Records:
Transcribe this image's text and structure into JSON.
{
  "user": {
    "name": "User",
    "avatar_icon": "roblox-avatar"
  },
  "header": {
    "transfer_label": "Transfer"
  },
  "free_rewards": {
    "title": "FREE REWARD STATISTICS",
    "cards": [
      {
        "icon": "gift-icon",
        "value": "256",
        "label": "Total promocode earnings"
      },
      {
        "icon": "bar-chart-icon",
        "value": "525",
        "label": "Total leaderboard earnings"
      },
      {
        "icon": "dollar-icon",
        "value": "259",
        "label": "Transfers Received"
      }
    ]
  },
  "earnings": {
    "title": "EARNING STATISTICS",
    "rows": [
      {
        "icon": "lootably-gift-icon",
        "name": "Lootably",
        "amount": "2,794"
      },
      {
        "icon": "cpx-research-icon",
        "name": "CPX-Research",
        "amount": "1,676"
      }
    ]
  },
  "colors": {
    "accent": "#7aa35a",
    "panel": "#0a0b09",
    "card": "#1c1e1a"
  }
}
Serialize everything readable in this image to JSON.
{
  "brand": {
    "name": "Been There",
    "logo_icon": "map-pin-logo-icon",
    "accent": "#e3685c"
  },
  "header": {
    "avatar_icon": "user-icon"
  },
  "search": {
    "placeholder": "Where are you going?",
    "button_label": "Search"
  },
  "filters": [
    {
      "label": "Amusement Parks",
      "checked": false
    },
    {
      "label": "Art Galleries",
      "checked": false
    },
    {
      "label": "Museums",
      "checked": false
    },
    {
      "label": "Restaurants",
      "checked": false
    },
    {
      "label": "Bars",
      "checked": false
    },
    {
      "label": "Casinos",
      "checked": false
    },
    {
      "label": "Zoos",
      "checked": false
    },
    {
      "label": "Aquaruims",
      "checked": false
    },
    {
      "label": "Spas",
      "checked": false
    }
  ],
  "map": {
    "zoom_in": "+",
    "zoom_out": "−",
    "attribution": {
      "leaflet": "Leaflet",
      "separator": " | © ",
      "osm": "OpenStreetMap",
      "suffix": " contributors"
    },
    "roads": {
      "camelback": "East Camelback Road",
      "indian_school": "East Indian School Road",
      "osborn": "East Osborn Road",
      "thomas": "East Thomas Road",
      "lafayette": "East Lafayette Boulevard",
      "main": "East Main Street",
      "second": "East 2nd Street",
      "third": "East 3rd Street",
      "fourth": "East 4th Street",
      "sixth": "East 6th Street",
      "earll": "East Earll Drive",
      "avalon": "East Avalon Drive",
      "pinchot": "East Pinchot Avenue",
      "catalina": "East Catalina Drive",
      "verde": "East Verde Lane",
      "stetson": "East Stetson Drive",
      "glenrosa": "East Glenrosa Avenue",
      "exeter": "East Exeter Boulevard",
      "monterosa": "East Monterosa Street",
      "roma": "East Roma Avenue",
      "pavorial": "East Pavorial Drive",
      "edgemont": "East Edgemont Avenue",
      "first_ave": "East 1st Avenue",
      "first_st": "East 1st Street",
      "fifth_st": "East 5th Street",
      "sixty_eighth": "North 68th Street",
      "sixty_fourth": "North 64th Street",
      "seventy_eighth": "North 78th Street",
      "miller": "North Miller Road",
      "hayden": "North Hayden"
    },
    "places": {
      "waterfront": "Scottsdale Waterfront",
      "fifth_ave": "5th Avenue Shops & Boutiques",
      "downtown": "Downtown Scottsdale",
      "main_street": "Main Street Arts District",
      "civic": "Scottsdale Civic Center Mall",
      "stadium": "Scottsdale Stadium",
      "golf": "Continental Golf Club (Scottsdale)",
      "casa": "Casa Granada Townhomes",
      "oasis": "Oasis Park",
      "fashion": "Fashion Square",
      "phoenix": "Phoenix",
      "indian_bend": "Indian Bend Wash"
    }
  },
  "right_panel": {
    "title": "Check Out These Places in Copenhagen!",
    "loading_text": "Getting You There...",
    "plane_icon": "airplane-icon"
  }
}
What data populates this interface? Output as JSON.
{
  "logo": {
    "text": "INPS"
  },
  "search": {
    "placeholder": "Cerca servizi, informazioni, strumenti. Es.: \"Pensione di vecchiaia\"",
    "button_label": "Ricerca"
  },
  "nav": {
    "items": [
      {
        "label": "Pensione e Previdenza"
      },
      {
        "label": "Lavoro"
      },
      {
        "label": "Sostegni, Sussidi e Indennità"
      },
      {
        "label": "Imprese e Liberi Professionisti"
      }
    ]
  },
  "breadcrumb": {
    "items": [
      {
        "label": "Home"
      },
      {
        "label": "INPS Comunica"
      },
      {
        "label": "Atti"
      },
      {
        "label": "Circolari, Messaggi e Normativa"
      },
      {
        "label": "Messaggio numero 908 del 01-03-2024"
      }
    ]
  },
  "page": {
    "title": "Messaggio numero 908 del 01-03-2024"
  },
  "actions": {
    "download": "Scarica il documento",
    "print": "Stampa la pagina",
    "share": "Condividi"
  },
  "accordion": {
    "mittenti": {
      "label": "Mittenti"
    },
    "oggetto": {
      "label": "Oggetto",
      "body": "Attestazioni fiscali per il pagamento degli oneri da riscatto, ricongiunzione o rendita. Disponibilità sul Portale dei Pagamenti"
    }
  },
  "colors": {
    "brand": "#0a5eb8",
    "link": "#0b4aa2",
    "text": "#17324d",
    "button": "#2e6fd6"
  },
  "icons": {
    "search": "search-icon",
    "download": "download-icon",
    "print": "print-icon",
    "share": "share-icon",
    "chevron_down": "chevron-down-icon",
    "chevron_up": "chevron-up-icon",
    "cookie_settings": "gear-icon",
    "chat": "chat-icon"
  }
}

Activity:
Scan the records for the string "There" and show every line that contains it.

Exercise response:
    "name": "Been There",
    "loading_text": "Getting You There...",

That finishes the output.